The industry has grown more flexible in recent years, Sadowsky says. “It used to be if you buy a single premium annuity, the insurance company is obligated to pay you for the rest of your life, but if you step out of the house and get hit by a bus, they don’t pay out. Now you can get a minimum pay-out or get cash refunded to your beneficiaries. It is not necessarily the case that you are forfeiting whatever you put in.”
When a person is 50 or older, Sadowsky says, it’s time to determine whether an annuity is appropriate. By then, people are thinking about how to live off their nest eggs.
Find an insurance company you want to be with for 10, 20 or 30 years, one that not only will make good on its payments, he says, but will also provide good customer service.
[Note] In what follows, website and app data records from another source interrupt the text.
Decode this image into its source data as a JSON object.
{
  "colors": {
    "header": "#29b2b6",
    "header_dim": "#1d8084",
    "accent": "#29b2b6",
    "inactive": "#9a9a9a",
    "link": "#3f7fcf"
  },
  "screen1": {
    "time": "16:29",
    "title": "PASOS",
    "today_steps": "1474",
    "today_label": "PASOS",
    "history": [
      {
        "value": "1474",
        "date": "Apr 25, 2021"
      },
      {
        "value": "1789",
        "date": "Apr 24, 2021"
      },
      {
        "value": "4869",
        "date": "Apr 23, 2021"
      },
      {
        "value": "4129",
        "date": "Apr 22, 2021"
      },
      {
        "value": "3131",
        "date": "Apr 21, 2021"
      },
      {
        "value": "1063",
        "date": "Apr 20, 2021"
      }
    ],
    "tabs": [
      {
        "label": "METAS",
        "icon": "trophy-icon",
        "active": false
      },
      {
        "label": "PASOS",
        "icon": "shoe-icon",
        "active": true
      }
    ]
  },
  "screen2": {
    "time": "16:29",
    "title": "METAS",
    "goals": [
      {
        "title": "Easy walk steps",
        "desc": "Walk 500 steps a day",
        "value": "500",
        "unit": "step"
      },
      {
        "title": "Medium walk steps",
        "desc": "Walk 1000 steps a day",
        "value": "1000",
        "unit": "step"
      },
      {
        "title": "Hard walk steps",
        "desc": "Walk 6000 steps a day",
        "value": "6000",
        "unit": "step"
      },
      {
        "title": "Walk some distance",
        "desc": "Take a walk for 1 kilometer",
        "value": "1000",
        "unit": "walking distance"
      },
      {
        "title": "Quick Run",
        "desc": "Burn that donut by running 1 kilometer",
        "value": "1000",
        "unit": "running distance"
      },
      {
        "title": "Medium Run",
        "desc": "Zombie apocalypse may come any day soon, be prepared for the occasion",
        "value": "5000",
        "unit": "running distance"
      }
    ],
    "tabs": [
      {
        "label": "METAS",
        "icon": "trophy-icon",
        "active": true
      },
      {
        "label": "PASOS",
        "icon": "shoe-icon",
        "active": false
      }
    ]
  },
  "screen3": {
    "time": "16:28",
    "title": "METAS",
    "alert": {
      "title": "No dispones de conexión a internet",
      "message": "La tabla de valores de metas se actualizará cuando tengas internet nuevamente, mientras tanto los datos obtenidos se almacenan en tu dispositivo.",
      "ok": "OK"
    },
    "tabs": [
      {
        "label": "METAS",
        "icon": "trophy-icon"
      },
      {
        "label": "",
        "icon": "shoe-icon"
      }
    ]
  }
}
“This is probably something you would like to get a little more guidance [on],” he says. “You don’t want to purchase it online without a lot of research.